### [What the exercise asks]
Across the entries that follow, tally every line holding the word "USINAGEM" and reply with the count alone.
=== Section Start ===
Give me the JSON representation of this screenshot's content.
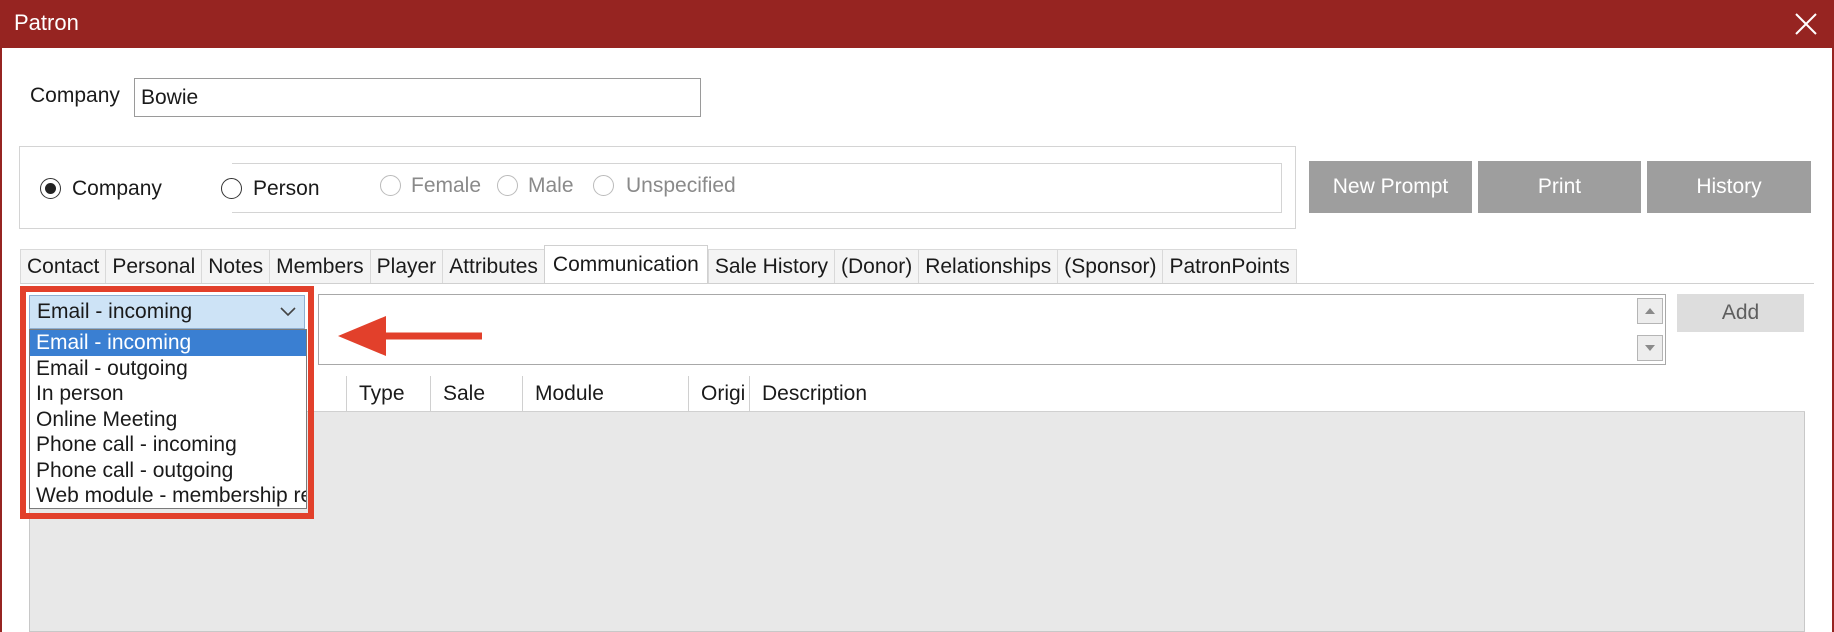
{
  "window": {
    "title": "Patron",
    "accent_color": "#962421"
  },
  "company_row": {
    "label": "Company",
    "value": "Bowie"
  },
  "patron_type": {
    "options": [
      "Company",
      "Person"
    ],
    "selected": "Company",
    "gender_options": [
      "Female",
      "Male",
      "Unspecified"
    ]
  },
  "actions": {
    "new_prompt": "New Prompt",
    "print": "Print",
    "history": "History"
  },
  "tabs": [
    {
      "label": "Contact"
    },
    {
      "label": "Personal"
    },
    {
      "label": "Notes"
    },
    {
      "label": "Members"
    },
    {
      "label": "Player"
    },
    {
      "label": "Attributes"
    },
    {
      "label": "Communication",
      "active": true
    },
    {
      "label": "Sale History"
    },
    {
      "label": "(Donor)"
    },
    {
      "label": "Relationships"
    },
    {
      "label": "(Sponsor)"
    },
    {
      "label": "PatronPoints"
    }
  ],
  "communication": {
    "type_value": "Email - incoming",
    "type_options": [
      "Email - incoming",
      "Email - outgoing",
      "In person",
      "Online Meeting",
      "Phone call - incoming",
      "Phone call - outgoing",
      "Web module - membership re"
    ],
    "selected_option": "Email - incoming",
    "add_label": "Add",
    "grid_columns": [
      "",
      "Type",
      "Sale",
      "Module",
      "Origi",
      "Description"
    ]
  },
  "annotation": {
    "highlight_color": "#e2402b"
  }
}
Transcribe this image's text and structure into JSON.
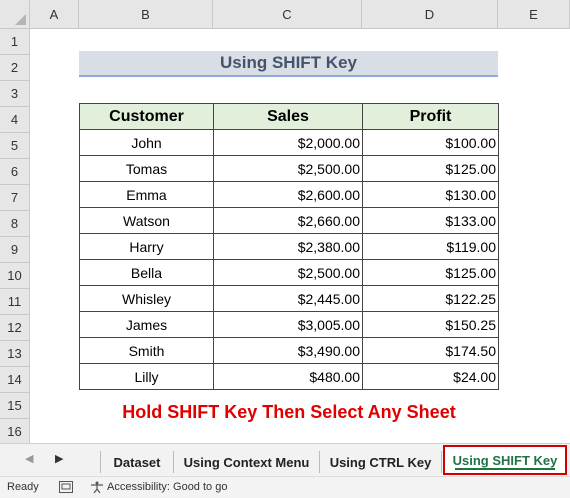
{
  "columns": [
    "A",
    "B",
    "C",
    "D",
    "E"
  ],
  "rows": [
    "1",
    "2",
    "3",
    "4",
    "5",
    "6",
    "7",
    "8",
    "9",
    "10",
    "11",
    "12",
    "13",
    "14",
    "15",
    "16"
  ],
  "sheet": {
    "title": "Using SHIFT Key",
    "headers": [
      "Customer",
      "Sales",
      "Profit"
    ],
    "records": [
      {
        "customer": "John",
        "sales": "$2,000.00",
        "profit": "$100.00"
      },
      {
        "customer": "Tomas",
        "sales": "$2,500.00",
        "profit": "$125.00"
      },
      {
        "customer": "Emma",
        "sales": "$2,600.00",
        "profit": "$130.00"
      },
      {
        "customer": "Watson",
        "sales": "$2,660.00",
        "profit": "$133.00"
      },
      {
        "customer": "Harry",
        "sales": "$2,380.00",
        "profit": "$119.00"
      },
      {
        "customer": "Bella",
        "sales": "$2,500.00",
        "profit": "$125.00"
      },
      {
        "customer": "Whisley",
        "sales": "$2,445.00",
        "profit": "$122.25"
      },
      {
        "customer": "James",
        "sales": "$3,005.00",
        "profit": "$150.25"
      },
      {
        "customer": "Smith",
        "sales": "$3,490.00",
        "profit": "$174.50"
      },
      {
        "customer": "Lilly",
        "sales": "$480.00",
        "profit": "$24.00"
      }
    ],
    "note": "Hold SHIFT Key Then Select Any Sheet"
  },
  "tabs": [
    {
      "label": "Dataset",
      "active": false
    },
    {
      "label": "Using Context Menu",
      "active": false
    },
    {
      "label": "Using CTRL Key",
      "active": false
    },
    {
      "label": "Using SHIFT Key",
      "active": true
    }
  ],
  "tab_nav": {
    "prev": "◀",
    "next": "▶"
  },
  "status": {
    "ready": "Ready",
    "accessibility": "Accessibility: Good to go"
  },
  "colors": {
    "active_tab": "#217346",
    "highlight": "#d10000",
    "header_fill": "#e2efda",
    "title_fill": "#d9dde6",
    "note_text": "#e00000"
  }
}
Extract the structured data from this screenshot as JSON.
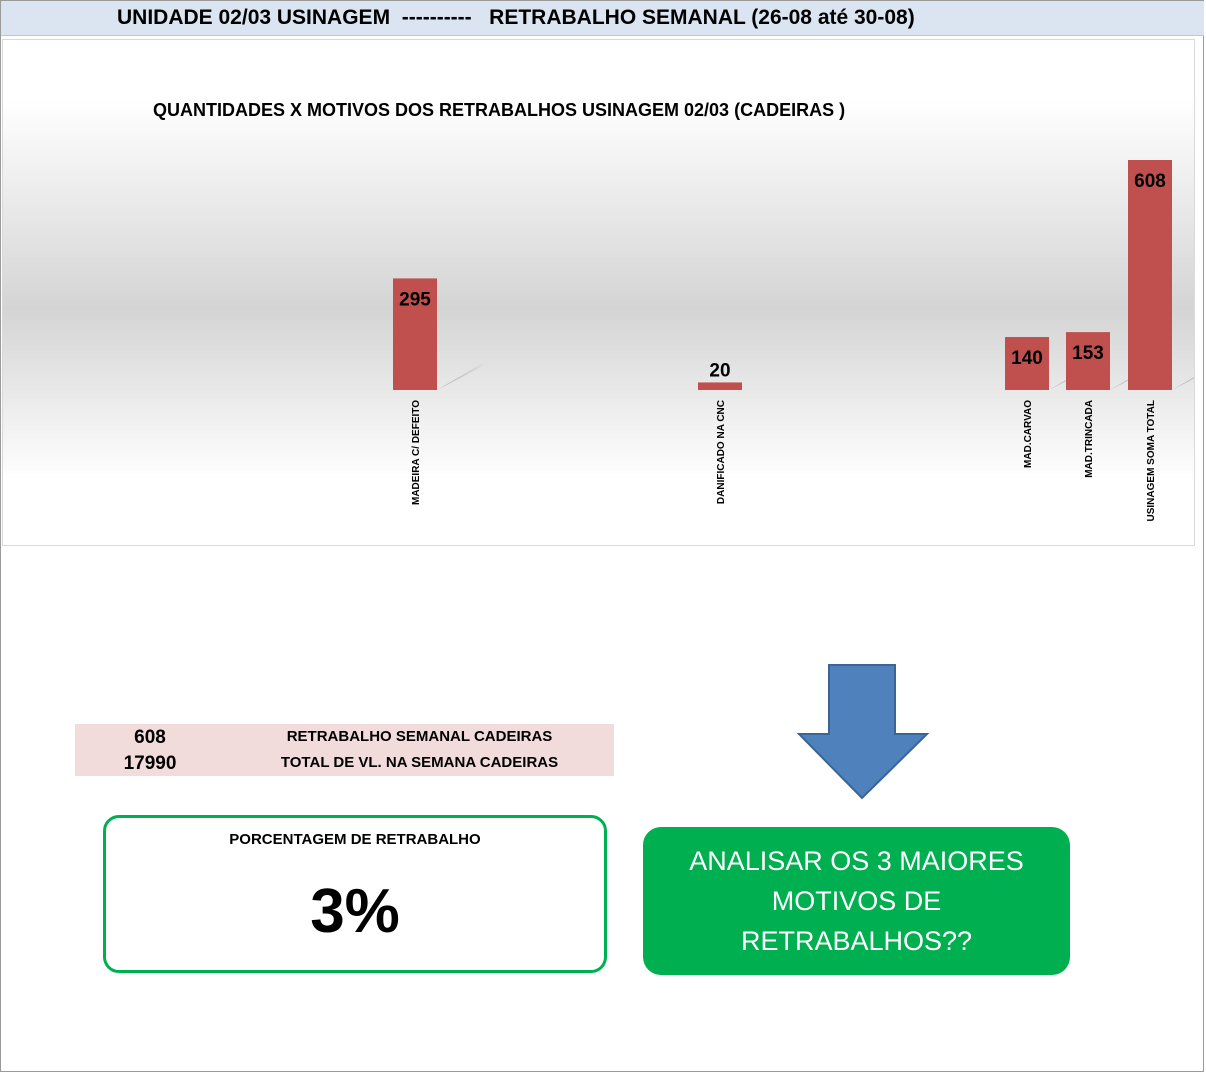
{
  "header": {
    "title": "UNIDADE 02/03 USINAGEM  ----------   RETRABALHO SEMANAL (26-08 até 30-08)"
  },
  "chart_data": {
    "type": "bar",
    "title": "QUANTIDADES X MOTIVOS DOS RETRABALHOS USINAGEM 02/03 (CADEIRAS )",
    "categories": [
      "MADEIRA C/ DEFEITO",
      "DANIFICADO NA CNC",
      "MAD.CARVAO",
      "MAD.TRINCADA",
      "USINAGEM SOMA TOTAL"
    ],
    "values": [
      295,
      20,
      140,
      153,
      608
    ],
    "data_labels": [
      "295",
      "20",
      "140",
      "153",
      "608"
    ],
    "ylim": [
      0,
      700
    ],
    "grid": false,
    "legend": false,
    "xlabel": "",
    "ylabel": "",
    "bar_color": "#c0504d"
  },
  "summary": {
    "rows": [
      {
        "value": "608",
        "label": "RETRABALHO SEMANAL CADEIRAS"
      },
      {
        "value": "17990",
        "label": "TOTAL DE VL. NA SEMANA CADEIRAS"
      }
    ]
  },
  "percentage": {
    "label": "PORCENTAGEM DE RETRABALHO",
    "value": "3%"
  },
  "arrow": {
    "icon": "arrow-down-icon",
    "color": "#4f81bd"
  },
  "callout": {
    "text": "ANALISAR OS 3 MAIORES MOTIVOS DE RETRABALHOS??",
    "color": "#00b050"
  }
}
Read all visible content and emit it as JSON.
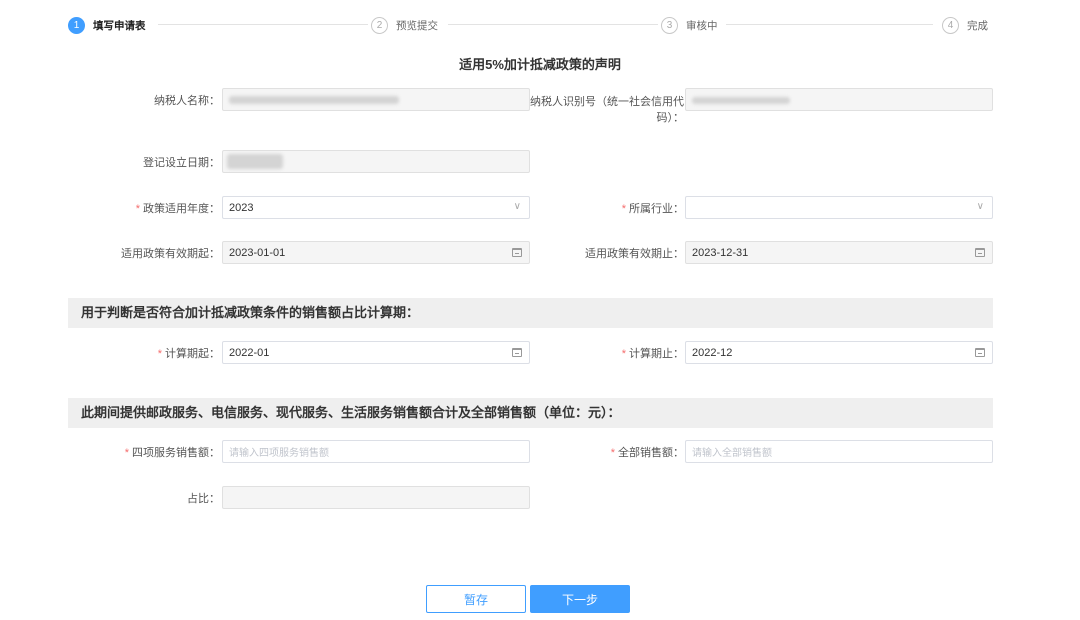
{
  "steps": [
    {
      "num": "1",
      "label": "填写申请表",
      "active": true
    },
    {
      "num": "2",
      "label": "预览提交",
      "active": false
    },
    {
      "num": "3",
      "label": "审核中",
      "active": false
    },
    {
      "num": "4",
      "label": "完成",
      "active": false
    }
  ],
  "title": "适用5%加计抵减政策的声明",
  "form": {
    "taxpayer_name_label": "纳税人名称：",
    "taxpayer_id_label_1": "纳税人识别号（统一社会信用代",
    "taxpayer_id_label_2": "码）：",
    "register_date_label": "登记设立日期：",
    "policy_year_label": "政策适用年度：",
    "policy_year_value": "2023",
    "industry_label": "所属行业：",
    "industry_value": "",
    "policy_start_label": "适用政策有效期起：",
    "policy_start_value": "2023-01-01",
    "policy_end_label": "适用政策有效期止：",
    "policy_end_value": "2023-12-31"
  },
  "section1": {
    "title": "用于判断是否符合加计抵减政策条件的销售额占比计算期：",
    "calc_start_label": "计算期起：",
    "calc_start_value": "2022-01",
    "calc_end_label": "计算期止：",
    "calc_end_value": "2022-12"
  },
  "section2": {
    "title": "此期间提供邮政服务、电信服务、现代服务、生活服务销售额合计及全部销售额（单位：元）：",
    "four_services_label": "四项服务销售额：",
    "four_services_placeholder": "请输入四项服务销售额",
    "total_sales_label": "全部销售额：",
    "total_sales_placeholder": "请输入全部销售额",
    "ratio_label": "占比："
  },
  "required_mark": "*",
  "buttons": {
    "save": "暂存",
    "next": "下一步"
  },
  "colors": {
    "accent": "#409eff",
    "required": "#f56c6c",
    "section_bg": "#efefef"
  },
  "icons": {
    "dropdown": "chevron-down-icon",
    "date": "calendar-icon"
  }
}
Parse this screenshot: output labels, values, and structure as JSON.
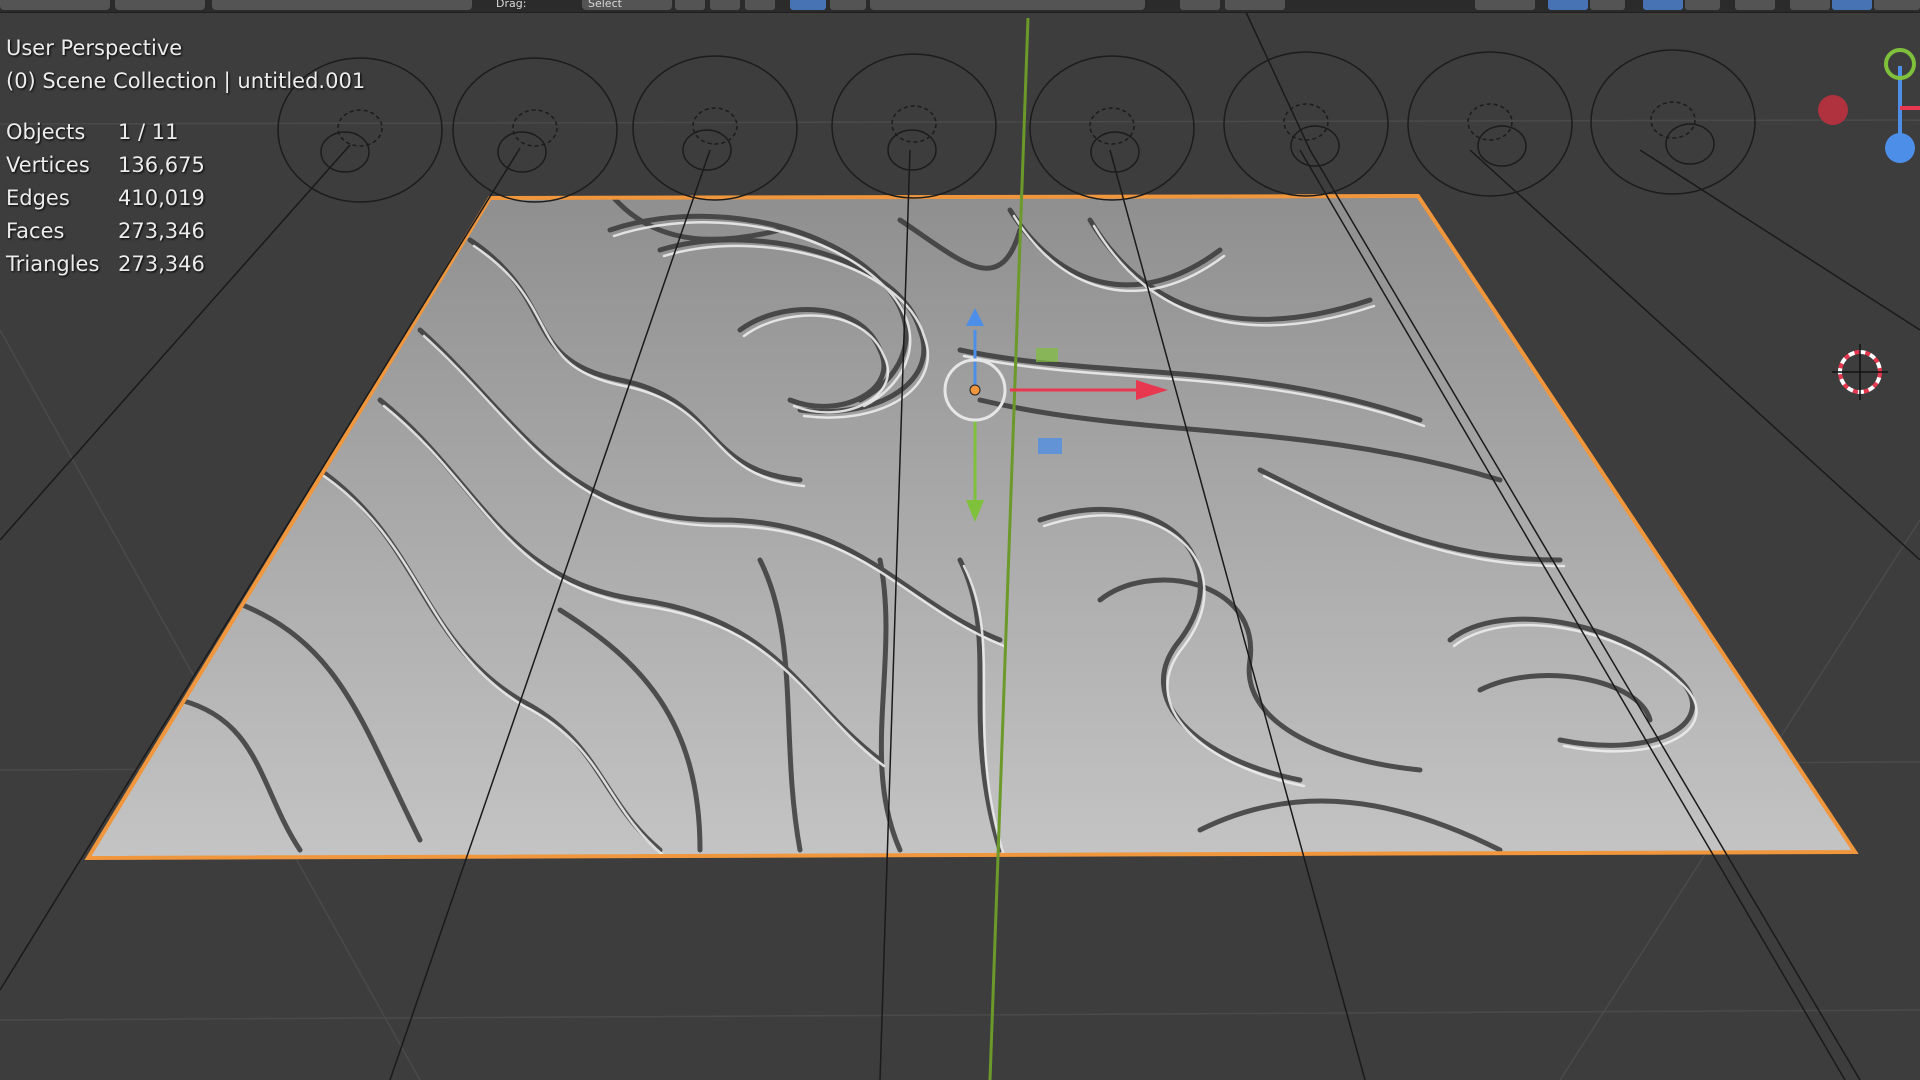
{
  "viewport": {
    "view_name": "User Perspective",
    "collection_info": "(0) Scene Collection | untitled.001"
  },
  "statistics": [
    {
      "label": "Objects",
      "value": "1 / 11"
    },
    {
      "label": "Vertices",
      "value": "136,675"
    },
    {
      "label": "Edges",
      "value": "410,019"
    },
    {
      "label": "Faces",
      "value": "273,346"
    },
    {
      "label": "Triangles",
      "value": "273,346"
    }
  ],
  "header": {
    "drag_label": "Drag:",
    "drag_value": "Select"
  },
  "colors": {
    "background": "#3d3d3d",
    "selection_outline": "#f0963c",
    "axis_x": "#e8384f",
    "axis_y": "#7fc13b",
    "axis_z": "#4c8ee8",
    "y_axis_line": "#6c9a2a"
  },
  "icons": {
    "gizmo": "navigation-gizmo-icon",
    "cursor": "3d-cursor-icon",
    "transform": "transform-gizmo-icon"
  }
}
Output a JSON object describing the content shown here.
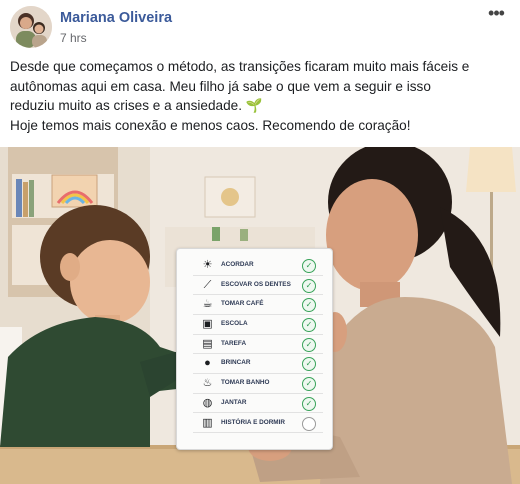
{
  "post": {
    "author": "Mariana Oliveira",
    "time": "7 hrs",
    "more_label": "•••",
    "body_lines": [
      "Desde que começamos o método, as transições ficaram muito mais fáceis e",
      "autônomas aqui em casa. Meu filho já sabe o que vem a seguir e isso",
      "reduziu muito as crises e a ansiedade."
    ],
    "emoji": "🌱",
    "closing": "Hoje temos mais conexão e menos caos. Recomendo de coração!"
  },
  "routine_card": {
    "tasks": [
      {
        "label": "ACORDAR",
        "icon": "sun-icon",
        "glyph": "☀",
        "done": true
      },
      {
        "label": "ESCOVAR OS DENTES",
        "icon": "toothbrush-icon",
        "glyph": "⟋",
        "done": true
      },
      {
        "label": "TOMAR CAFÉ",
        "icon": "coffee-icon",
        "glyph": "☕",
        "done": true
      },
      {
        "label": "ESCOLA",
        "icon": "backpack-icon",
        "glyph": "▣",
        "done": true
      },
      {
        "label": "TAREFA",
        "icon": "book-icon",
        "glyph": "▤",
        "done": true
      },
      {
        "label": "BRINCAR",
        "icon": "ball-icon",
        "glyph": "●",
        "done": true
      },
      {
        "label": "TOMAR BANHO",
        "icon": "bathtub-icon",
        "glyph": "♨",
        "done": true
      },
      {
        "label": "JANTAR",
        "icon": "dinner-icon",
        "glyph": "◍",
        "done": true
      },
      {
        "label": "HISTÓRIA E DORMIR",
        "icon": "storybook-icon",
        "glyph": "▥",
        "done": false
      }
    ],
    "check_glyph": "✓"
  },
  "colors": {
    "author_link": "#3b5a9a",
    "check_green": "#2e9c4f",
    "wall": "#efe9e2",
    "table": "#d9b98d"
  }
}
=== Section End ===
### [Exercise result]
3